London 2012 - The Final Countdown Begins:
Written by JGFR
11 Aug 2011
A majority of people believe a sporting legacy will be left and sports participation will rise
With one year left to the London Olympics two themes are emerging – legacy and cost. Do people feel that the £9.3 million cost of the games, up from some £ 3 billion in the bid proposal is value for money?
Regular research undertaken by JGFR of consumer attitudes is mixed. This is especially the case in terms of regional support for London 2012.
A third of people believe the Olympics will boost the economy
Before the bid was won in July 2005, around a third of adults believed that winning the Olympics would be beneficial for the UK economy, slightly higher than currently. People have become more optimistic about the economic effects of the Olympics in the past two years, but were very negative during the credit crunch and recession. The majority of adults remain unconvinced of the economic benefits and will be worried about the costs.
Very high ticket demand points to strong public support
Despite the concerns over the costs and benefits, the London Olympics have captured the mood of the public. ‘Being there’ is very much part of a growing trend of consumer engagement with major events. Nearly 3 out of 10 adults believe the London Olympics will be the greatest sporting event of their lifetime; some 17% of adults (some 9 million) have consistently indicated they intended to apply for London 2012 tickets. The massive over-subscription and disappointment to millions of people who failed to get tickets is no surprise. In London and the South East around a third of adults had intended to purchase tickets.
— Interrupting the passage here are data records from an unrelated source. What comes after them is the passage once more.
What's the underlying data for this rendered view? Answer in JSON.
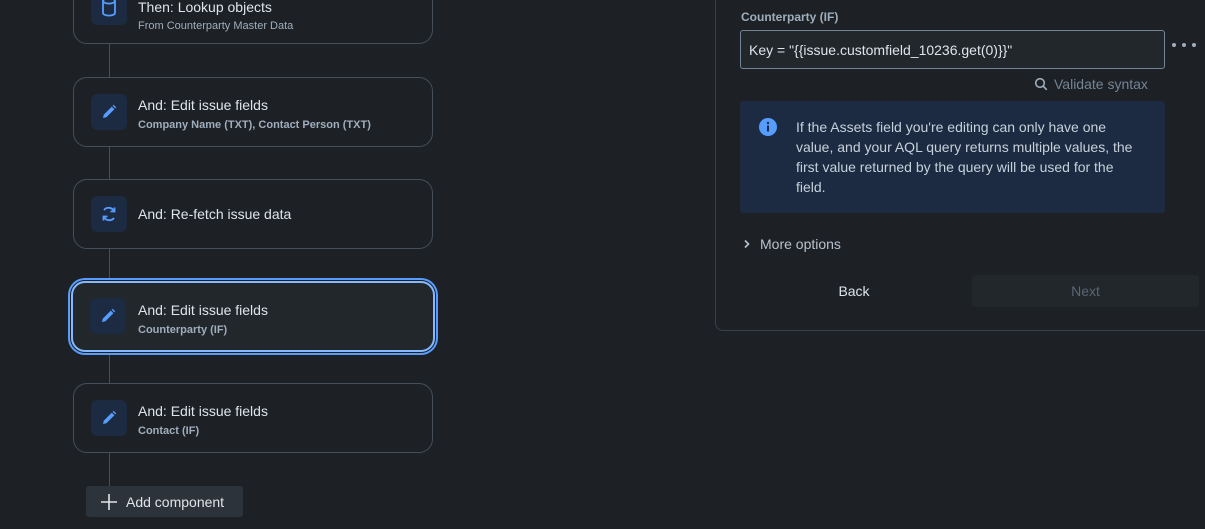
{
  "flow": {
    "cards": [
      {
        "title": "Then: Lookup objects",
        "subtitle": "From Counterparty Master Data",
        "icon": "database-icon"
      },
      {
        "title": "And: Edit issue fields",
        "subtitle": "Company Name (TXT), Contact Person (TXT)",
        "icon": "pencil-icon"
      },
      {
        "title": "And: Re-fetch issue data",
        "icon": "refresh-icon"
      },
      {
        "title": "And: Edit issue fields",
        "subtitle": "Counterparty (IF)",
        "icon": "pencil-icon",
        "selected": true
      },
      {
        "title": "And: Edit issue fields",
        "subtitle": "Contact (IF)",
        "icon": "pencil-icon"
      }
    ],
    "add_component_label": "Add component"
  },
  "panel": {
    "field_label": "Counterparty (IF)",
    "field_value": "Key = \"{{issue.customfield_10236.get(0)}}\"",
    "validate_label": "Validate syntax",
    "info_text": "If the Assets field you're editing can only have one value, and your AQL query returns multiple values, the first value returned by the query will be used for the field.",
    "more_options_label": "More options",
    "back_label": "Back",
    "next_label": "Next"
  },
  "colors": {
    "background": "#1d2125",
    "accent": "#579dff",
    "icon_box": "#1c2b42",
    "info_bg": "#1c2b42"
  }
}
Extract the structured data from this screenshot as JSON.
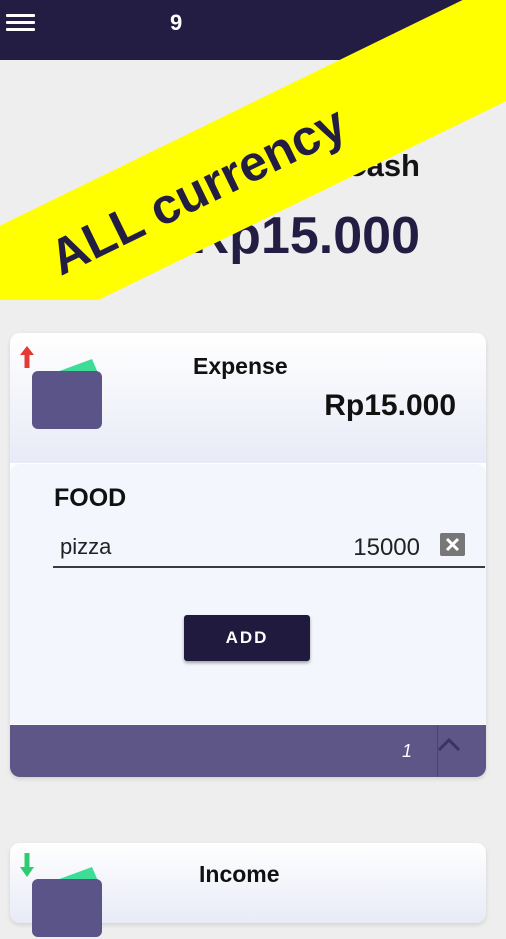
{
  "app": {
    "title": "9"
  },
  "ribbon": {
    "text": "ALL currency"
  },
  "summary": {
    "label": "Total Cash",
    "value": "-Rp15.000"
  },
  "expense": {
    "title": "Expense",
    "amount": "Rp15.000",
    "category": {
      "name": "FOOD",
      "entries": [
        {
          "name": "pizza",
          "amount": "15000"
        }
      ]
    },
    "add_label": "ADD",
    "page_count": "1"
  },
  "income": {
    "title": "Income"
  },
  "colors": {
    "primary": "#231d43",
    "ribbon": "#ffff00",
    "footer": "#5d5687",
    "expense_arrow": "#e53935",
    "income_arrow": "#2ecc71",
    "wallet": "#5b5488",
    "wallet_bill": "#3ddc97"
  },
  "icons": [
    "menu-icon",
    "arrow-up-icon",
    "wallet-icon",
    "delete-icon",
    "chevron-up-icon",
    "arrow-down-icon"
  ]
}
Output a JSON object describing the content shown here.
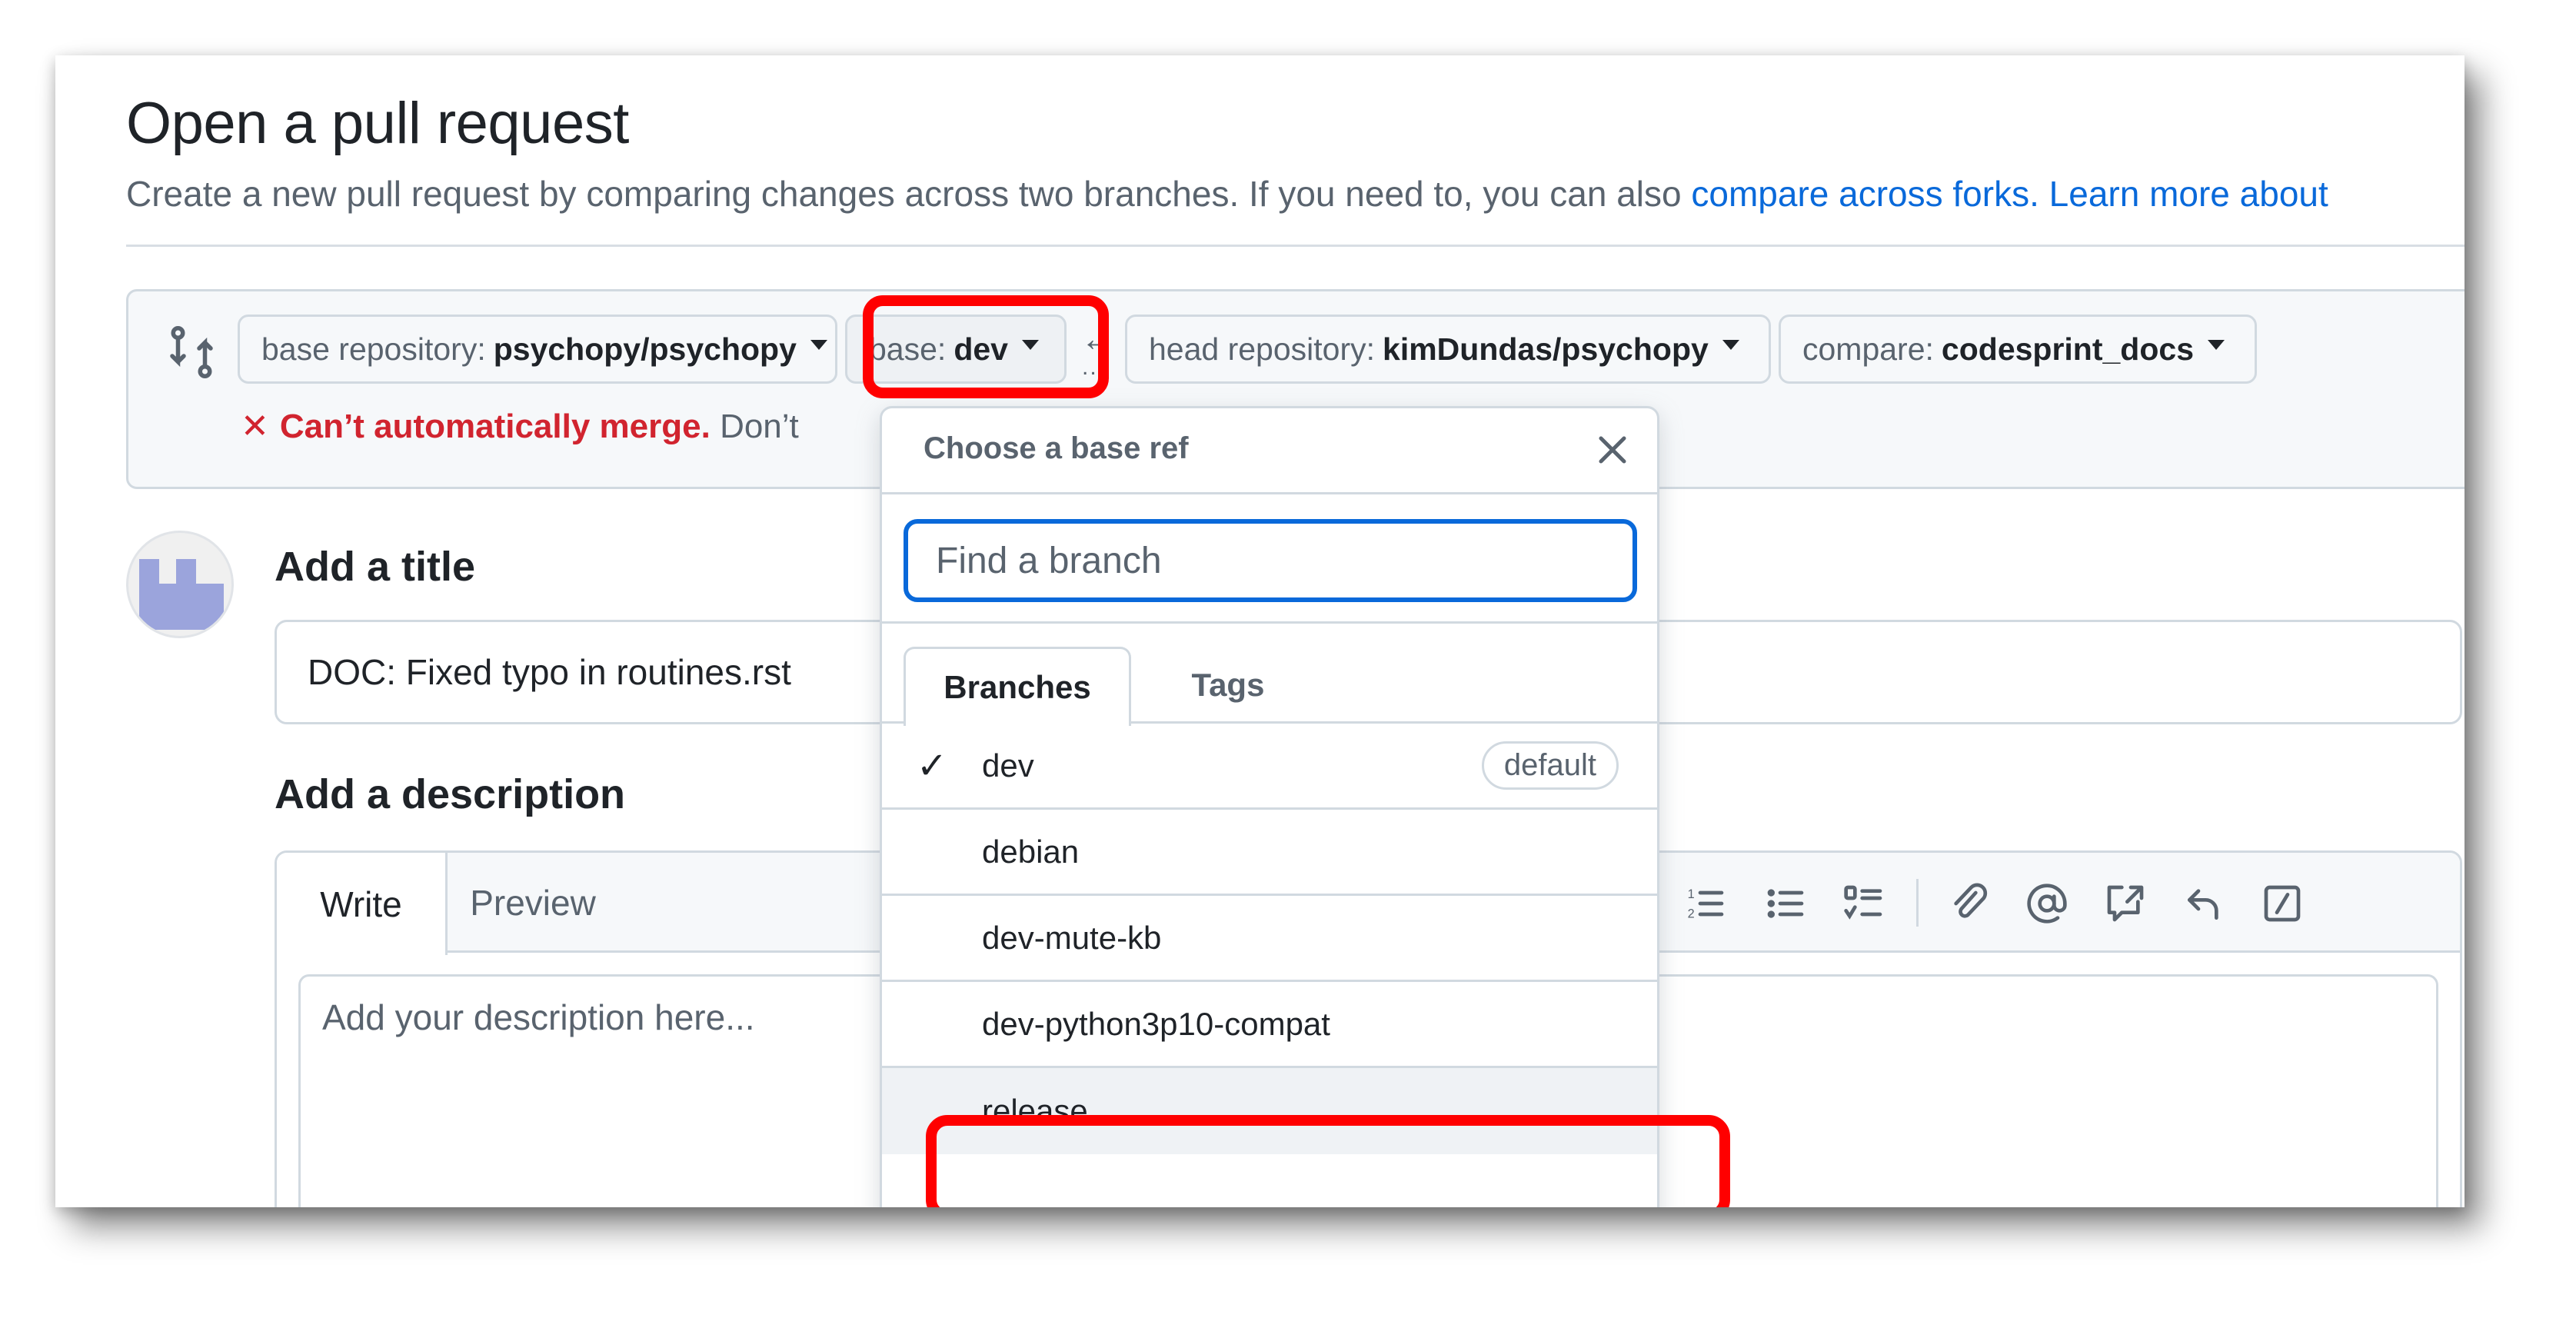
{
  "page": {
    "title": "Open a pull request",
    "subtitle_text": "Create a new pull request by comparing changes across two branches. If you need to, you can also ",
    "subtitle_link1": "compare across forks.",
    "subtitle_link2": "Learn more about"
  },
  "compare": {
    "icon": "git-compare-icon",
    "base_repo_label": "base repository:",
    "base_repo_value": "psychopy/psychopy",
    "base_label": "base:",
    "base_value": "dev",
    "arrow": "←",
    "dots": "...",
    "head_repo_label": "head repository:",
    "head_repo_value": "kimDundas/psychopy",
    "compare_label": "compare:",
    "compare_value": "codesprint_docs",
    "merge_icon": "x-icon",
    "merge_x": "✕",
    "merge_status": "Can’t automatically merge.",
    "merge_hint": "Don’t"
  },
  "form": {
    "title_heading": "Add a title",
    "title_value": "DOC: Fixed typo in routines.rst",
    "desc_heading": "Add a description",
    "tab_write": "Write",
    "tab_preview": "Preview",
    "desc_placeholder": "Add your description here...",
    "toolbar": [
      "ordered-list-icon",
      "unordered-list-icon",
      "task-list-icon",
      "attach-icon",
      "mention-icon",
      "cross-reference-icon",
      "reply-icon",
      "slash-command-icon"
    ]
  },
  "dropdown": {
    "title": "Choose a base ref",
    "close_icon": "close-icon",
    "search_placeholder": "Find a branch",
    "tab_branches": "Branches",
    "tab_tags": "Tags",
    "items": [
      {
        "name": "dev",
        "checked": "✓",
        "badge": "default"
      },
      {
        "name": "debian",
        "checked": "",
        "badge": ""
      },
      {
        "name": "dev-mute-kb",
        "checked": "",
        "badge": ""
      },
      {
        "name": "dev-python3p10-compat",
        "checked": "",
        "badge": ""
      },
      {
        "name": "release",
        "checked": "",
        "badge": ""
      }
    ]
  },
  "annotations": {
    "highlight_color": "#ff0000"
  }
}
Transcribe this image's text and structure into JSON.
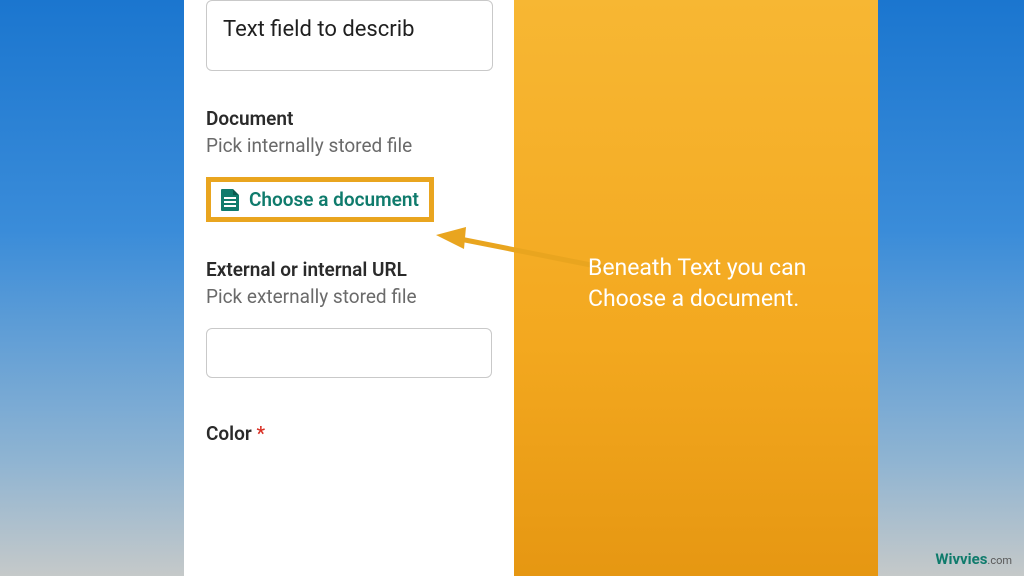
{
  "form": {
    "textfield_placeholder": "Text field to describ",
    "document_label": "Document",
    "document_hint": "Pick internally stored file",
    "choose_button": "Choose a document",
    "url_label": "External or internal URL",
    "url_hint": "Pick externally stored file",
    "color_label": "Color",
    "required_mark": "*"
  },
  "callout": {
    "line1": "Beneath Text you can",
    "line2": "Choose a document."
  },
  "watermark": {
    "brand": "Wivvies",
    "suffix": ".com"
  }
}
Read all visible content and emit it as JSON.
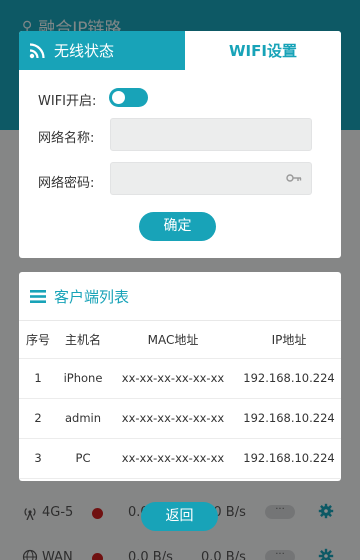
{
  "background": {
    "title": "融合IP链路",
    "links": [
      {
        "name": "4G-5",
        "status_color": "#cc1f1f",
        "rx": "0.0 B/s",
        "tx": "0.0 B/s",
        "more": "···"
      },
      {
        "name": "WAN",
        "status_color": "#cc1f1f",
        "rx": "0.0 B/s",
        "tx": "0.0 B/s",
        "more": "···"
      }
    ]
  },
  "wifi_modal": {
    "tabs": [
      {
        "label": "无线状态",
        "active": true,
        "icon": "wifi-icon"
      },
      {
        "label": "WIFI设置",
        "active": false
      }
    ],
    "enable_label": "WIFI开启:",
    "enabled": true,
    "ssid_label": "网络名称:",
    "ssid_value": "",
    "password_label": "网络密码:",
    "password_value": "",
    "confirm_label": "确定"
  },
  "client_list": {
    "title": "客户端列表",
    "columns": [
      "序号",
      "主机名",
      "MAC地址",
      "IP地址"
    ],
    "rows": [
      [
        "1",
        "iPhone",
        "xx-xx-xx-xx-xx-xx",
        "192.168.10.224"
      ],
      [
        "2",
        "admin",
        "xx-xx-xx-xx-xx-xx",
        "192.168.10.224"
      ],
      [
        "3",
        "PC",
        "xx-xx-xx-xx-xx-xx",
        "192.168.10.224"
      ]
    ]
  },
  "back_label": "返回",
  "colors": {
    "accent": "#18a3b8",
    "offline": "#cc1f1f"
  }
}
Corporate sponsors will become key players in the success of theGames
With millions of tickets in the hands of major corporate sponsors growing attention is likely to be paid to promotional campaigns by sponsors offering Olympic tickets. While only a minority of people (11%) indicate they are more likely to switch to purchases from brands of Olympics sponsors, this proportion is expected to rise.
Legacy of major importance to making the London Olympics a long-term success
Efforts to gain more public support will be intensified in the coming year as focus intensifies on the issue of legacy. Overall the public have been far more willing to believe that the London Olympics will leave a lasting sporting legacy – just over half (54%) believe this to be the case - down from 58% in September 2010 and 56% in December 2009.
Given the focus on the legacy in East London, worryingly only 49% of Londoners believe there will be a lasting sporting legacy, down from 64% in September 2010.
Two-thirds of adults believe sports participation will increase post the Olympics\
One of the key measures of legacy will be in sports participation. Two-thirds of the public believe that sports participation will increase as a result of the Olympics – down on 71% in September 2010 but up on 58% a year ago. Among young people aged 16-22 three-quarters believe that sports participation will grow as a result of the Olympics – more than in any other age group.
The NHS should use the Olympics to promote the benefits of sport and fitness to improve the nation’s health
As part of the legacy a more general benefit to the economy would be an improvement in the nation’s physical health. Some two-thirds of the population believe that the NHS should use the London Olympics to actively promote the benefits of sport and fitness with over three-quarters of high earners in support.
Country divided on whether the Olympics will make us feel happier and bring the nation closer together With just less than a year to go to the Opening ceremony, and amidst a surfeit of gloomy news stories fuelling a pessimistic mood of the nation, the Olympic countdown has the potential to help people to become more optimistic with a large range of events and celebrations planned in the coming year.
Just under a half of the country believe that the London Olympics will bring the country closer together and make everyone feel happier. Such a positive sporting impact is felt most in the South East (57%) and least in Northern Ireland (38%).
Just over 1 in 10 intend to volunteer to help in Olympics events/activities nationwide
In making the Games a big success an army of volunteers across the UK will be needed in helping in events and activities both at, and in the build up and surrounding the Olympics. Overall 12% of adults have indicated that they intend to help as a volunteer with the most unpaid helpers set to be found among Londoners (22%).
Commented John Gilbert, Chief Executive of research consultancy JGFR:
“ The starter’s gun has been fired with the Olympic Games excitement still on a slow burn. We expect the excitement to grow in the coming months, especially if more tickets become available. The key measures on the Olympics dashboard will be upward improvements across the key gauges of legacy, sports participation, the economic impact and of a happier and more unified country”
To discuss our Olympics Research Barometer please contact 0208 944 7510 / 07740 027968 or email
The Olympics Dashboard
Consumers were asked to decide which of various statements relating to the Olympics applied to them. These statements have been asked periodically since June 2005.
Please visit www.jgfr.co.uk for more information
Last Updated ( 11 Aug 2011 )